Quote the whole listing word for word. Do not include the pictures.

DATA SUPPLIED
^^^^
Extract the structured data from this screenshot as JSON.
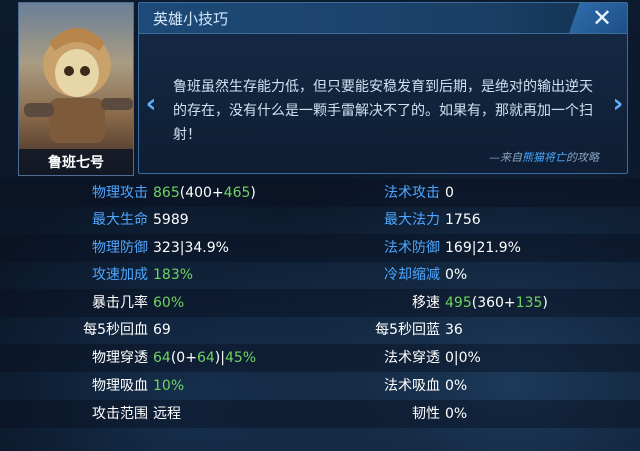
{
  "hero": {
    "name": "鲁班七号"
  },
  "tips": {
    "title": "英雄小技巧",
    "close_icon": "close-icon",
    "text": "鲁班虽然生存能力低，但只要能安稳发育到后期，是绝对的输出逆天的存在，没有什么是一颗手雷解决不了的。如果有，那就再加一个扫射！",
    "source_prefix": "—来自",
    "source_author": "熊猫将亡",
    "source_suffix": "的攻略"
  },
  "stats": {
    "left": [
      {
        "label": "物理攻击",
        "parts": [
          {
            "t": "865",
            "g": true
          },
          {
            "t": "(400+",
            "g": false
          },
          {
            "t": "465",
            "g": true
          },
          {
            "t": ")",
            "g": false
          }
        ]
      },
      {
        "label": "最大生命",
        "parts": [
          {
            "t": "5989",
            "g": false
          }
        ]
      },
      {
        "label": "物理防御",
        "parts": [
          {
            "t": "323|34.9%",
            "g": false
          }
        ]
      },
      {
        "label": "攻速加成",
        "parts": [
          {
            "t": "183%",
            "g": true
          }
        ]
      },
      {
        "label": "暴击几率",
        "parts": [
          {
            "t": "60%",
            "g": true
          }
        ]
      },
      {
        "label": "每5秒回血",
        "parts": [
          {
            "t": "69",
            "g": false
          }
        ]
      },
      {
        "label": "物理穿透",
        "parts": [
          {
            "t": "64",
            "g": true
          },
          {
            "t": "(0+",
            "g": false
          },
          {
            "t": "64",
            "g": true
          },
          {
            "t": ")|",
            "g": false
          },
          {
            "t": "45%",
            "g": true
          }
        ]
      },
      {
        "label": "物理吸血",
        "parts": [
          {
            "t": "10%",
            "g": true
          }
        ]
      },
      {
        "label": "攻击范围",
        "parts": [
          {
            "t": "远程",
            "g": false
          }
        ]
      }
    ],
    "right": [
      {
        "label": "法术攻击",
        "parts": [
          {
            "t": "0",
            "g": false
          }
        ]
      },
      {
        "label": "最大法力",
        "parts": [
          {
            "t": "1756",
            "g": false
          }
        ]
      },
      {
        "label": "法术防御",
        "parts": [
          {
            "t": "169|21.9%",
            "g": false
          }
        ]
      },
      {
        "label": "冷却缩减",
        "parts": [
          {
            "t": "0%",
            "g": false
          }
        ]
      },
      {
        "label": "移速",
        "parts": [
          {
            "t": "495",
            "g": true
          },
          {
            "t": "(360+",
            "g": false
          },
          {
            "t": "135",
            "g": true
          },
          {
            "t": ")",
            "g": false
          }
        ]
      },
      {
        "label": "每5秒回蓝",
        "parts": [
          {
            "t": "36",
            "g": false
          }
        ]
      },
      {
        "label": "法术穿透",
        "parts": [
          {
            "t": "0|0%",
            "g": false
          }
        ]
      },
      {
        "label": "法术吸血",
        "parts": [
          {
            "t": "0%",
            "g": false
          }
        ]
      },
      {
        "label": "韧性",
        "parts": [
          {
            "t": "0%",
            "g": false
          }
        ]
      }
    ]
  },
  "colors": {
    "label_blue": "#4ea6ff",
    "value_green": "#6fd35f",
    "panel_border": "#3b6c9c"
  }
}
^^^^
EXPECTED ANSWER
Extract the structured data from this screenshot as JSON.
{
  "hero": {
    "name": "鲁班七号"
  },
  "tips": {
    "title": "英雄小技巧",
    "close_icon": "close-icon",
    "text": "鲁班虽然生存能力低，但只要能安稳发育到后期，是绝对的输出逆天的存在，没有什么是一颗手雷解决不了的。如果有，那就再加一个扫射！",
    "source_prefix": "—来自",
    "source_author": "熊猫将亡",
    "source_suffix": "的攻略"
  },
  "stats": {
    "left": [
      {
        "label": "物理攻击",
        "parts": [
          {
            "t": "865",
            "g": true
          },
          {
            "t": "(400+",
            "g": false
          },
          {
            "t": "465",
            "g": true
          },
          {
            "t": ")",
            "g": false
          }
        ]
      },
      {
        "label": "最大生命",
        "parts": [
          {
            "t": "5989",
            "g": false
          }
        ]
      },
      {
        "label": "物理防御",
        "parts": [
          {
            "t": "323|34.9%",
            "g": false
          }
        ]
      },
      {
        "label": "攻速加成",
        "parts": [
          {
            "t": "183%",
            "g": true
          }
        ]
      },
      {
        "label": "暴击几率",
        "parts": [
          {
            "t": "60%",
            "g": true
          }
        ]
      },
      {
        "label": "每5秒回血",
        "parts": [
          {
            "t": "69",
            "g": false
          }
        ]
      },
      {
        "label": "物理穿透",
        "parts": [
          {
            "t": "64",
            "g": true
          },
          {
            "t": "(0+",
            "g": false
          },
          {
            "t": "64",
            "g": true
          },
          {
            "t": ")|",
            "g": false
          },
          {
            "t": "45%",
            "g": true
          }
        ]
      },
      {
        "label": "物理吸血",
        "parts": [
          {
            "t": "10%",
            "g": true
          }
        ]
      },
      {
        "label": "攻击范围",
        "parts": [
          {
            "t": "远程",
            "g": false
          }
        ]
      }
    ],
    "right": [
      {
        "label": "法术攻击",
        "parts": [
          {
            "t": "0",
            "g": false
          }
        ]
      },
      {
        "label": "最大法力",
        "parts": [
          {
            "t": "1756",
            "g": false
          }
        ]
      },
      {
        "label": "法术防御",
        "parts": [
          {
            "t": "169|21.9%",
            "g": false
          }
        ]
      },
      {
        "label": "冷却缩减",
        "parts": [
          {
            "t": "0%",
            "g": false
          }
        ]
      },
      {
        "label": "移速",
        "parts": [
          {
            "t": "495",
            "g": true
          },
          {
            "t": "(360+",
            "g": false
          },
          {
            "t": "135",
            "g": true
          },
          {
            "t": ")",
            "g": false
          }
        ]
      },
      {
        "label": "每5秒回蓝",
        "parts": [
          {
            "t": "36",
            "g": false
          }
        ]
      },
      {
        "label": "法术穿透",
        "parts": [
          {
            "t": "0|0%",
            "g": false
          }
        ]
      },
      {
        "label": "法术吸血",
        "parts": [
          {
            "t": "0%",
            "g": false
          }
        ]
      },
      {
        "label": "韧性",
        "parts": [
          {
            "t": "0%",
            "g": false
          }
        ]
      }
    ]
  },
  "colors": {
    "label_blue": "#4ea6ff",
    "value_green": "#6fd35f",
    "panel_border": "#3b6c9c"
  }
}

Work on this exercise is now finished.